**ASSIGNMENT:**
In the data that follows, count the lines where "ServoDriver" appears, and write only the number.

Start of Block

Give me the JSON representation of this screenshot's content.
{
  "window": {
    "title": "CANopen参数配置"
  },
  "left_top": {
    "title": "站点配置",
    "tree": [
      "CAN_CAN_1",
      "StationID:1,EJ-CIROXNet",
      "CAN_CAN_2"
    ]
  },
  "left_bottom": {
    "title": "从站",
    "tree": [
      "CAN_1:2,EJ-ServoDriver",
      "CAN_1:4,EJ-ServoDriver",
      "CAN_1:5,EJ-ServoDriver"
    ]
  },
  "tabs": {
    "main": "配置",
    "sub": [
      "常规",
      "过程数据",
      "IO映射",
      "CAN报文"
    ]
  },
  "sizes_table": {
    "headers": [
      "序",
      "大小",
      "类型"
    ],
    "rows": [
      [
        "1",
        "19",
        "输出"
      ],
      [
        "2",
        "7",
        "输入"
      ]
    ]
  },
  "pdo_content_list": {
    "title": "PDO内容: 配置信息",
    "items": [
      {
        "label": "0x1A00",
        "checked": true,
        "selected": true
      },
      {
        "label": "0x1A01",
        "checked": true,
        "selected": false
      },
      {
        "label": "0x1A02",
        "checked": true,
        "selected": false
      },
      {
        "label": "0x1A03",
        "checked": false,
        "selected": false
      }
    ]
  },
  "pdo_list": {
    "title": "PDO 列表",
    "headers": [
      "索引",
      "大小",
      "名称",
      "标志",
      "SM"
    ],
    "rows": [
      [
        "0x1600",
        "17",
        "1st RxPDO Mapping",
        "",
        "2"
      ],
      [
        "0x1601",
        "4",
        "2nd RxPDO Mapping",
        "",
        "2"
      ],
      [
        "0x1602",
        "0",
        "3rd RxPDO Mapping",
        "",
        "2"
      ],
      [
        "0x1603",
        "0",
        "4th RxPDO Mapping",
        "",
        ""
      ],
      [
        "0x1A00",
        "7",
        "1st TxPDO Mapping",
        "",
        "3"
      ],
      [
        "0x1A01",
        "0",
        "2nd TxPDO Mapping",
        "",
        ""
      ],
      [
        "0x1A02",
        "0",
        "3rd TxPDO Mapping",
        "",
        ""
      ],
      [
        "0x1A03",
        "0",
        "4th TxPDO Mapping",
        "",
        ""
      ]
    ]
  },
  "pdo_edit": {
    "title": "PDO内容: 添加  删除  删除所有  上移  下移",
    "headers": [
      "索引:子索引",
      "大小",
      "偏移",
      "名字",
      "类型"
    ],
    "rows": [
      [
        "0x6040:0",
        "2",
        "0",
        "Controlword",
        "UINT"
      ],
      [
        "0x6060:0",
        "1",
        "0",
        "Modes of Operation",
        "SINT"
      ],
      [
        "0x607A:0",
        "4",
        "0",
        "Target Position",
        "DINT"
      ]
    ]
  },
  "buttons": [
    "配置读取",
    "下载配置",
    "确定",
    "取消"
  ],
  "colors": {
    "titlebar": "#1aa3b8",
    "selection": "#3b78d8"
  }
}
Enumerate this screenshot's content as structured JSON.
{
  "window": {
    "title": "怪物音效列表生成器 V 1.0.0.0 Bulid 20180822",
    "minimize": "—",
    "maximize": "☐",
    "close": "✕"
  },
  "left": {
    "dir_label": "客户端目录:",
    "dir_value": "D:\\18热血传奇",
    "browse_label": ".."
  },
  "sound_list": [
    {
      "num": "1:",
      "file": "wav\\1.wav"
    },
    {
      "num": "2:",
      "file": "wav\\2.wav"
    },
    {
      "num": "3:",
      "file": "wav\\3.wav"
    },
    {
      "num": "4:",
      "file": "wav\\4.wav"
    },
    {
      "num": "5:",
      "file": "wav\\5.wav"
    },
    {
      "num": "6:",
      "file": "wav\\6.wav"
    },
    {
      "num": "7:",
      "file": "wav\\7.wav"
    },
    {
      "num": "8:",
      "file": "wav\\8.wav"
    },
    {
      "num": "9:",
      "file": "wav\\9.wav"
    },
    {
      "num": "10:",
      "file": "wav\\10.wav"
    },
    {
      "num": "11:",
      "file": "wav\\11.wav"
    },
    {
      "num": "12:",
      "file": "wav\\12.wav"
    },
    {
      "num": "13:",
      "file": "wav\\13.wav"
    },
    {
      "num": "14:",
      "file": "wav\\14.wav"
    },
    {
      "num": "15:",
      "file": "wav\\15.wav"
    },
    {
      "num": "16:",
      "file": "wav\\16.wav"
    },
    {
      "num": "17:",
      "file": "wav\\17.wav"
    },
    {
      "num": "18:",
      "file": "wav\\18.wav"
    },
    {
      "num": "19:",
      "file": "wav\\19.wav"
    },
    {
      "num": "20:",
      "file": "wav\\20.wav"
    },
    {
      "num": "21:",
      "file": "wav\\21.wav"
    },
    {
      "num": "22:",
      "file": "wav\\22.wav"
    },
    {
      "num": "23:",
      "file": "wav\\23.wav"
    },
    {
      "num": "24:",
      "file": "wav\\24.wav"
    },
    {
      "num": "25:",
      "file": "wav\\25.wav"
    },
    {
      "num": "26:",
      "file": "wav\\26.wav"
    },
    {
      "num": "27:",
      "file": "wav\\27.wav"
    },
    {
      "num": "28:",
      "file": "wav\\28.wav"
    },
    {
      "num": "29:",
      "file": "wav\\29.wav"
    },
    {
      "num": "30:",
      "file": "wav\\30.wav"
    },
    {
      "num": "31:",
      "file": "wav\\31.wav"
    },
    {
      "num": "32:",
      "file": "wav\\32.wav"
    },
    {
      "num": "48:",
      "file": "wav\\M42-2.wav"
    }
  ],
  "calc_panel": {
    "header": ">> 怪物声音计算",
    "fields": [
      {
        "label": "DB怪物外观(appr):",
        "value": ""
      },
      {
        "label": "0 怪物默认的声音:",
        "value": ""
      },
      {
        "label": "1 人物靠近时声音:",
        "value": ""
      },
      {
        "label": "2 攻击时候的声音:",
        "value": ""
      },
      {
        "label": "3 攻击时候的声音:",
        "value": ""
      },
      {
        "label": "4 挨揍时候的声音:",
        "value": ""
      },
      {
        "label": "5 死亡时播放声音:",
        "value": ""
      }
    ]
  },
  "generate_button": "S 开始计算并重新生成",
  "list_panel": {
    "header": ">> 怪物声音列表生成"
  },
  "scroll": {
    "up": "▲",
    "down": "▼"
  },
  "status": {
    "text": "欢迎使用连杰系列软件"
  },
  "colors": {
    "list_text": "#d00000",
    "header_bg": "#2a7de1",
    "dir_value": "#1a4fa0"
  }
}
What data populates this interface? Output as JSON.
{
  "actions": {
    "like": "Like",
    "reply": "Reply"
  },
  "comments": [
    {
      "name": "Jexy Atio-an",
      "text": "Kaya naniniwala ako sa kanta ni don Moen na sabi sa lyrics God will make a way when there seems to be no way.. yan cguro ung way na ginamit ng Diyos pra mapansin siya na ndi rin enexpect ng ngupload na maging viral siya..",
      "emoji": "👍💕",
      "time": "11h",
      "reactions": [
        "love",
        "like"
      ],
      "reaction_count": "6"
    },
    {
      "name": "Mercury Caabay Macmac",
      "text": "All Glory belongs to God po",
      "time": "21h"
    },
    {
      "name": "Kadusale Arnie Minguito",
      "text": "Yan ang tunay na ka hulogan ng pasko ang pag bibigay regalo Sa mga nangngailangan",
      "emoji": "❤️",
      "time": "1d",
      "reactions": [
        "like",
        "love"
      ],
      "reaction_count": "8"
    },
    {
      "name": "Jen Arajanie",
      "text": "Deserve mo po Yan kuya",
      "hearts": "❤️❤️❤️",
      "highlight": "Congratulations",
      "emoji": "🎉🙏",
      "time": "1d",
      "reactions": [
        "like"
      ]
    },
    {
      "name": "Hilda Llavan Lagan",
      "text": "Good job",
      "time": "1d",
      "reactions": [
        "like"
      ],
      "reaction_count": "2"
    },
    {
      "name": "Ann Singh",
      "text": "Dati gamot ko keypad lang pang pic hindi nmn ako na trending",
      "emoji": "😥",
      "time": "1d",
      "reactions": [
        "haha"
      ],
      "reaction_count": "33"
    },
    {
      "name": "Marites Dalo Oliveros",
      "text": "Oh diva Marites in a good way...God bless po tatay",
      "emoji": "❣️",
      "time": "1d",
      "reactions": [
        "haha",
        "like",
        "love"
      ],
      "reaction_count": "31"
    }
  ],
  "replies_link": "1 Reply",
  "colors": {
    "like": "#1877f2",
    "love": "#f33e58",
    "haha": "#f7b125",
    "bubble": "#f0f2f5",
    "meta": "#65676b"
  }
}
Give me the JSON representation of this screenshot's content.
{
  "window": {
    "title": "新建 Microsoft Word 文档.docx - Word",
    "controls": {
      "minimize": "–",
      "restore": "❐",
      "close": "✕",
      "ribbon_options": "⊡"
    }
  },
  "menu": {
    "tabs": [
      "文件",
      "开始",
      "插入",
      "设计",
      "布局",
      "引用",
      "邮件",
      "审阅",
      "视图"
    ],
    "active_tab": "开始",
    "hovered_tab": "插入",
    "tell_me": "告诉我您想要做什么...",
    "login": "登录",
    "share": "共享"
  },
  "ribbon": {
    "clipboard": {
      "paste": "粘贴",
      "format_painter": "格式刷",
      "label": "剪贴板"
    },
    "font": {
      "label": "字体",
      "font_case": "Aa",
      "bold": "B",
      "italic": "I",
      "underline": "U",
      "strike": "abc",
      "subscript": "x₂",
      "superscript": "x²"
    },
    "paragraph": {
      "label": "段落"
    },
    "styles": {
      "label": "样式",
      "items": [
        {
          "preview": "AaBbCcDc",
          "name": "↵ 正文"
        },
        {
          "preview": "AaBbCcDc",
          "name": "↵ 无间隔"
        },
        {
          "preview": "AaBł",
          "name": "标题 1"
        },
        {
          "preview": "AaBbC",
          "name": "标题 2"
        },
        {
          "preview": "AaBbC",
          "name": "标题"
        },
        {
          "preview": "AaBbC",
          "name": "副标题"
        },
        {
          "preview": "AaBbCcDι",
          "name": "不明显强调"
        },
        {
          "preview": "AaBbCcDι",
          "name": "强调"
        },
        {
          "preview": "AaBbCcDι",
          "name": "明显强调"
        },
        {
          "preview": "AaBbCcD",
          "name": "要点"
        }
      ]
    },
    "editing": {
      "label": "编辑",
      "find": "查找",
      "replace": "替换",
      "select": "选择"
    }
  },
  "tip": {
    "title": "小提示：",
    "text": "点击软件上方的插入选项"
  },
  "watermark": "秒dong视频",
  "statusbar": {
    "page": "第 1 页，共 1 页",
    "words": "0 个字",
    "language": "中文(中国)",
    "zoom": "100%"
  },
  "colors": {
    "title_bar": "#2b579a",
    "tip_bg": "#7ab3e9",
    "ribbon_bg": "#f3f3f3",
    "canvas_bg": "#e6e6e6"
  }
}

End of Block

**SOLUTION FOR THIS EXERCISE:**
3